The Australian population broke about 173,000 bones last year, and people of all ages are being urged to prioritise their bone health.
According to medical director of Healthy Bones Australia (formerly Osteoporosis Australia), Professor Peter Ebeling, the growing prevalence of osteoporosis and the increasing number of associated fractures meant much more must be done to improve public awareness of the importance of maintaining healthy bones, and diagnosis and treatment for those at risk and living with the disease.
“Concerningly, the prevalence of osteoporosis in Australia is on the rise, with more than 4.74 million Australians over 50 years of age (approximately two-thirds of those aged over 50) living with poor bone health.
“Early diagnosis of osteoporosis is vital to reducing fracture rates, and their subsequent impacts and costs.
“These osteoporotic fractures cost the Australian healthcare system more than $3 billion each year.
“The renaming of our consumer organisation to ‘Healthy Bones Australia’ reflects our aim – to protect, build and support better bone health for all Australians.”
Healthy Bones Australia deputy chair of the medical and scientific advisory committee, Dr Weiwen Chen, said educating target populations about the risk factors for osteoporosis is critical to ensuring earlier diagnosis of the disease, reducing fracture rates, and curbing their impact and cost.
“Public health messaging about the importance of prioritising and maintaining healthy bones tailored to those aged 50 and over with risk factors, younger adults with specific risk factors, and those who have sustained a fracture, is very important,” Dr Chen said.
“Evidenced-based, consumer resources are vital, alongside core services, such as a national website, a toll-free helpline, risk factor fact sheets and online self-assessment tools, all of which are available free of charge from Healthy Bones Australia.”

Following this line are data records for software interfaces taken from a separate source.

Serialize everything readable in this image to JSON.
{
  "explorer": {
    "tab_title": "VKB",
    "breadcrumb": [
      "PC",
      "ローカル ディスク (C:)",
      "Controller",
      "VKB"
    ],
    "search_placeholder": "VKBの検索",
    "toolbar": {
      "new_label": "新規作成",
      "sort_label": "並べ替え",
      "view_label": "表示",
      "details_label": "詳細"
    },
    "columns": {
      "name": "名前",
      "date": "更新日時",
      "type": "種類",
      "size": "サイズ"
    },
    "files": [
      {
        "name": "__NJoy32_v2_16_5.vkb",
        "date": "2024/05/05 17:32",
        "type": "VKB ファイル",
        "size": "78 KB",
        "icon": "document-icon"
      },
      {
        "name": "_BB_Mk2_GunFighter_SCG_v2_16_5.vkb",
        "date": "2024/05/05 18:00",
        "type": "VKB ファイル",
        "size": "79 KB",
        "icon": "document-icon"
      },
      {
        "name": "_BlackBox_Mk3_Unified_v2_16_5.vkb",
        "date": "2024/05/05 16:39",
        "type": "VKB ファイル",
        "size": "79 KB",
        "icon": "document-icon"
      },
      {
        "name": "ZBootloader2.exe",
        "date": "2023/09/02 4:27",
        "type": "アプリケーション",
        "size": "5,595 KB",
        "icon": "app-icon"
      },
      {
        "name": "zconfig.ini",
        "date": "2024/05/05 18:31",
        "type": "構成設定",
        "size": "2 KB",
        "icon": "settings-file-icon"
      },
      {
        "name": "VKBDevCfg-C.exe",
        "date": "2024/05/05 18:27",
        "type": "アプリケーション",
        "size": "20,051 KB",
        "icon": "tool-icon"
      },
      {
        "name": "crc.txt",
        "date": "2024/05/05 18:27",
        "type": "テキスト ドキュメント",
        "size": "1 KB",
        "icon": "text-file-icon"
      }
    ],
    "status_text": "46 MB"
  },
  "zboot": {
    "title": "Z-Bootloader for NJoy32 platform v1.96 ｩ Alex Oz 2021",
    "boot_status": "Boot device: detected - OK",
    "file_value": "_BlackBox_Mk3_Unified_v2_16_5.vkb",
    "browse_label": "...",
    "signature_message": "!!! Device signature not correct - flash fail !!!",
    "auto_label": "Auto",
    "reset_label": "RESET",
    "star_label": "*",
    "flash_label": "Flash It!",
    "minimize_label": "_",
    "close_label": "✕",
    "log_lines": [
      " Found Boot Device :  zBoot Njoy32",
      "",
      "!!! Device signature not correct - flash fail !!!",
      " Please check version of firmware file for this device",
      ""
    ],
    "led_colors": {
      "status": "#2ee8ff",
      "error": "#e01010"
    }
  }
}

By 2022, about 6.2 million Australians over 50 years of age will be living with poor bone health (either osteoporosis or osteopenia), equating to 183,105 fractures each year.
By 2022, a fracture will occur every 2.9 minutes, resulting in 501 fractures per day, 3,521 fractures per week, and 183,105 fractures per year.
By 2022, the projected total cost of poor bone health among Australians aged over 50 will be $3.84 billion, comprising ambulance services, hospitalisations, emergency department and outpatient services, rehabilitation, aged care and community services.
The total direct and indirect cost of poor bone health and its associated fractures over 10 years (2012-2022) is $33.6 billion.